DESCRIPTION OF THE TASK: If a line in the data below includes the string "your", please return a copy of it.

******************************

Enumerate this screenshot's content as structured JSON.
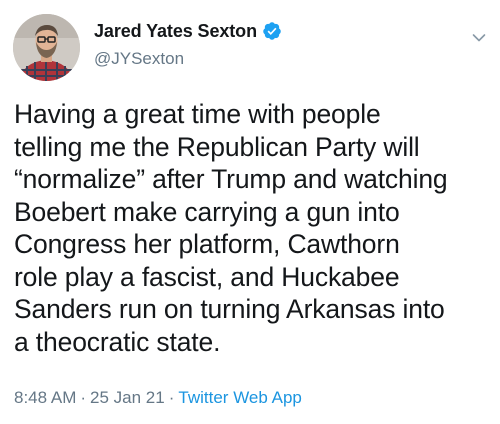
{
  "author": {
    "display_name": "Jared Yates Sexton",
    "handle": "@JYSexton",
    "verified": true
  },
  "tweet": {
    "lines": [
      "Having a great time with people",
      "telling me the Republican Party will",
      "“normalize” after Trump and watching",
      "Boebert make carrying a gun into",
      "Congress her platform, Cawthorn",
      "role play a fascist, and Huckabee",
      "Sanders run on turning Arkansas into",
      "a theocratic state."
    ]
  },
  "meta": {
    "time": "8:48 AM",
    "separator": "·",
    "date": "25 Jan 21",
    "source": "Twitter Web App"
  },
  "icons": {
    "verified": "verified-badge-icon",
    "menu": "chevron-down-icon"
  },
  "colors": {
    "text": "#14171a",
    "secondary": "#657786",
    "accent": "#1b95e0",
    "verified": "#1da1f2"
  }
}
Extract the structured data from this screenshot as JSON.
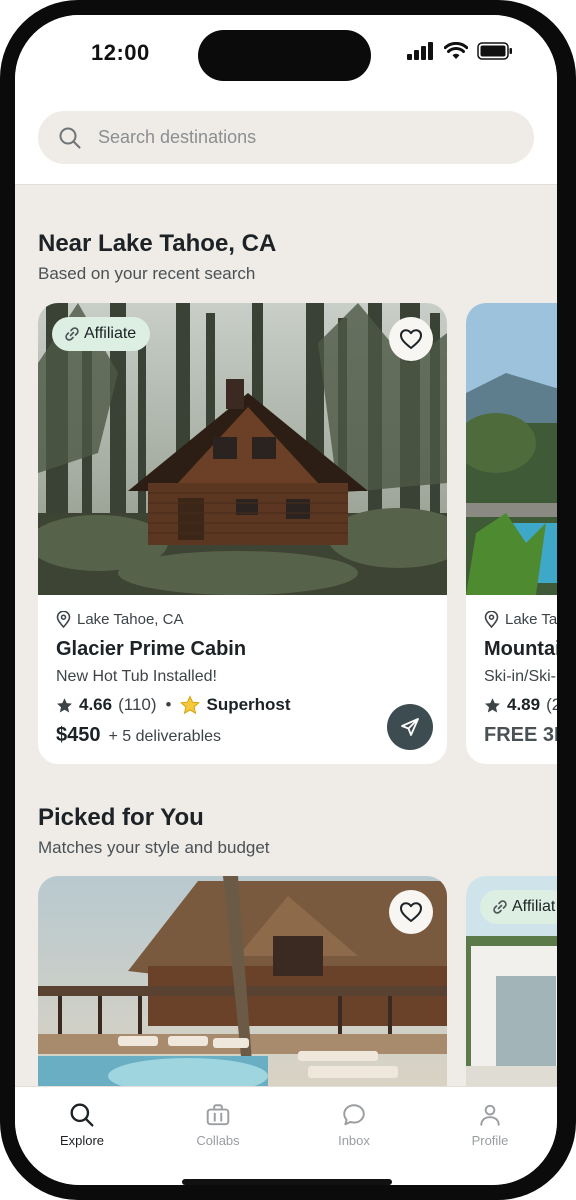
{
  "status": {
    "time": "12:00"
  },
  "search": {
    "placeholder": "Search destinations",
    "value": ""
  },
  "sections": [
    {
      "title": "Near Lake Tahoe, CA",
      "subtitle": "Based on your recent search",
      "cards": [
        {
          "badge": "Affiliate",
          "location": "Lake Tahoe, CA",
          "title": "Glacier Prime Cabin",
          "description": "New Hot Tub Installed!",
          "rating": "4.66",
          "reviews": "(110)",
          "host_badge": "Superhost",
          "price": "$450",
          "extras": "+ 5 deliverables"
        },
        {
          "location": "Lake Ta",
          "title": "Mountai",
          "description": "Ski-in/Ski-",
          "rating": "4.89",
          "reviews": "(2",
          "price": "FREE 3D"
        }
      ]
    },
    {
      "title": "Picked for You",
      "subtitle": "Matches your style and budget",
      "cards": [
        {
          "image": "lodge-with-pool"
        },
        {
          "badge": "Affiliat",
          "image": "modern-villa"
        }
      ]
    }
  ],
  "tabs": [
    {
      "label": "Explore",
      "icon": "search-icon",
      "active": true
    },
    {
      "label": "Collabs",
      "icon": "briefcase-icon",
      "active": false
    },
    {
      "label": "Inbox",
      "icon": "chat-bubble-icon",
      "active": false
    },
    {
      "label": "Profile",
      "icon": "person-icon",
      "active": false
    }
  ],
  "colors": {
    "accent": "#3c4c50",
    "background": "#efebe6",
    "affiliate_badge": "#dcefe2",
    "tab_active": "#1c2226",
    "tab_inactive": "#9a9ea0"
  }
}
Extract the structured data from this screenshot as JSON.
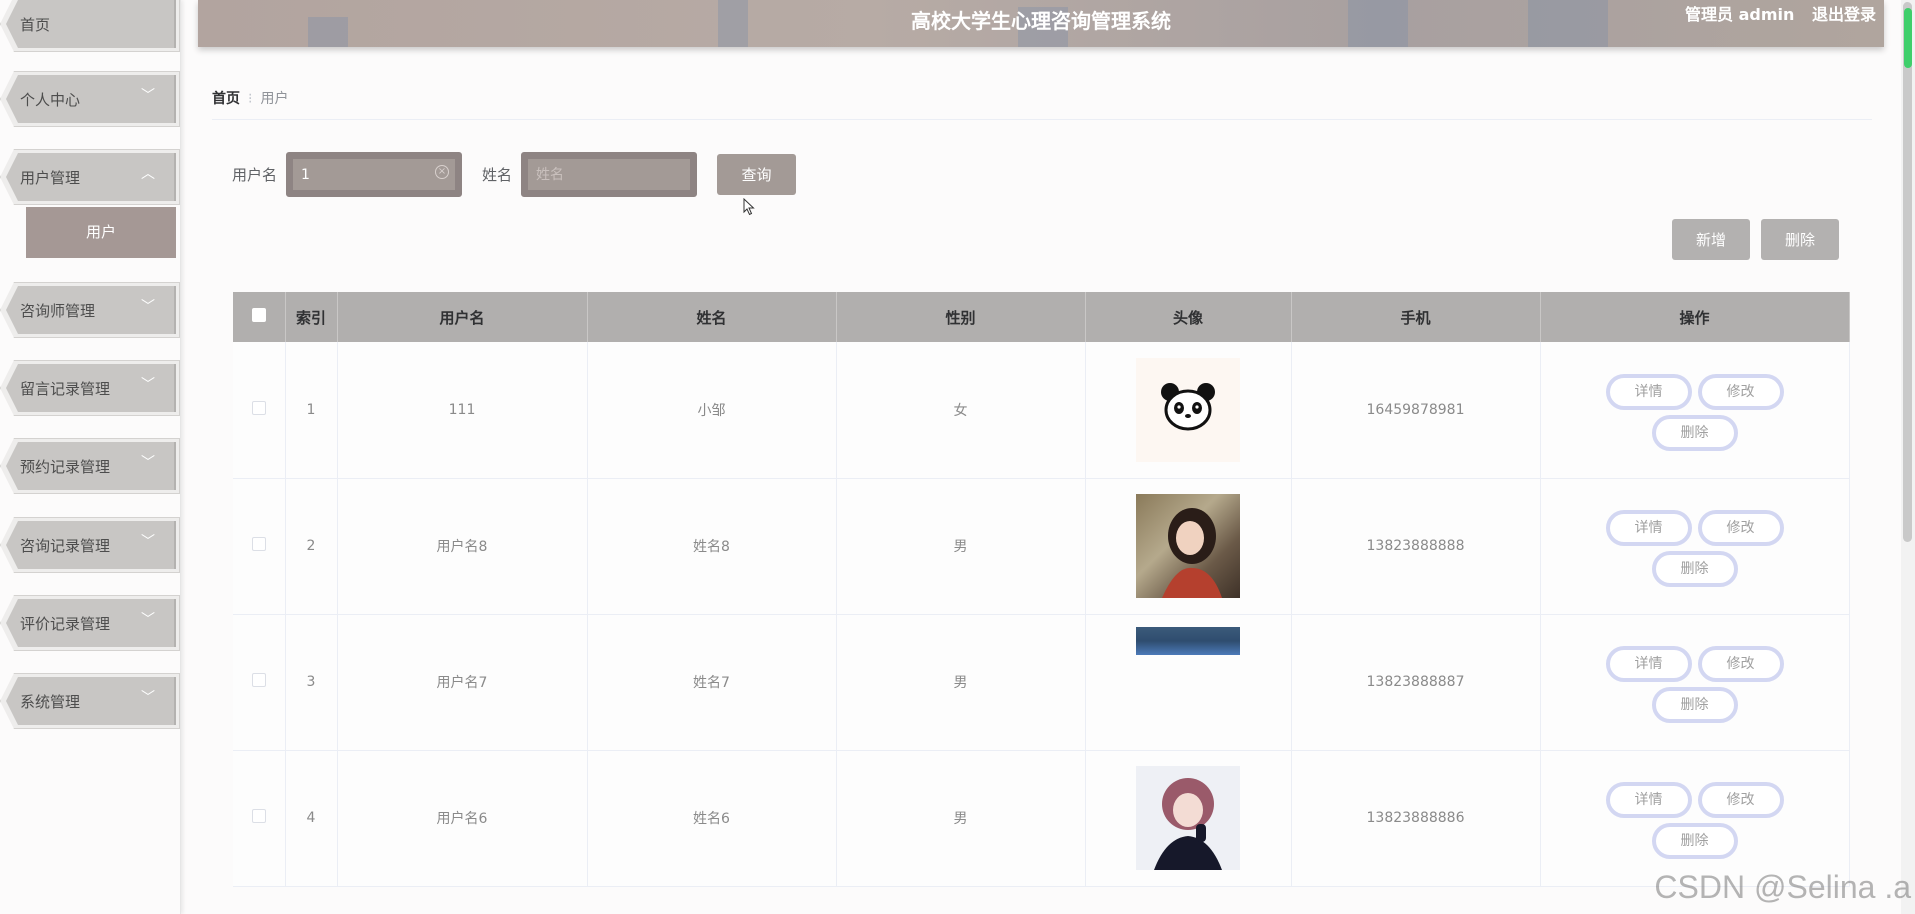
{
  "header": {
    "title": "高校大学生心理咨询管理系统",
    "user_label": "管理员 admin",
    "logout_label": "退出登录"
  },
  "sidebar": {
    "items": [
      {
        "label": "首页"
      },
      {
        "label": "个人中心"
      },
      {
        "label": "用户管理"
      },
      {
        "label": "咨询师管理"
      },
      {
        "label": "留言记录管理"
      },
      {
        "label": "预约记录管理"
      },
      {
        "label": "咨询记录管理"
      },
      {
        "label": "评价记录管理"
      },
      {
        "label": "系统管理"
      }
    ],
    "sub_item": "用户"
  },
  "breadcrumb": {
    "home": "首页",
    "current": "用户"
  },
  "search": {
    "username_label": "用户名",
    "username_value": "1",
    "name_label": "姓名",
    "name_placeholder": "姓名",
    "query_label": "查询"
  },
  "actions": {
    "add_label": "新增",
    "delete_label": "删除"
  },
  "table": {
    "headers": [
      "索引",
      "用户名",
      "姓名",
      "性别",
      "头像",
      "手机",
      "操作"
    ],
    "rows": [
      {
        "index": "1",
        "username": "111",
        "name": "小邹",
        "gender": "女",
        "avatar": "panda-avatar",
        "phone": "16459878981"
      },
      {
        "index": "2",
        "username": "用户名8",
        "name": "姓名8",
        "gender": "男",
        "avatar": "girl-photo-avatar",
        "phone": "13823888888"
      },
      {
        "index": "3",
        "username": "用户名7",
        "name": "姓名7",
        "gender": "男",
        "avatar": "partial-photo-avatar",
        "phone": "13823888887"
      },
      {
        "index": "4",
        "username": "用户名6",
        "name": "姓名6",
        "gender": "男",
        "avatar": "pink-hair-avatar",
        "phone": "13823888886"
      }
    ],
    "row_actions": {
      "detail": "详情",
      "edit": "修改",
      "delete": "删除"
    }
  },
  "watermark": "CSDN @Selina .a",
  "colors": {
    "accent": "#a39a96",
    "header": "#b2a49f",
    "op_border": "#d3d7f2"
  }
}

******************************

TASK RESULT:
      "subtitle": "Based on your recent search",
      "subtitle": "Matches your style and budget",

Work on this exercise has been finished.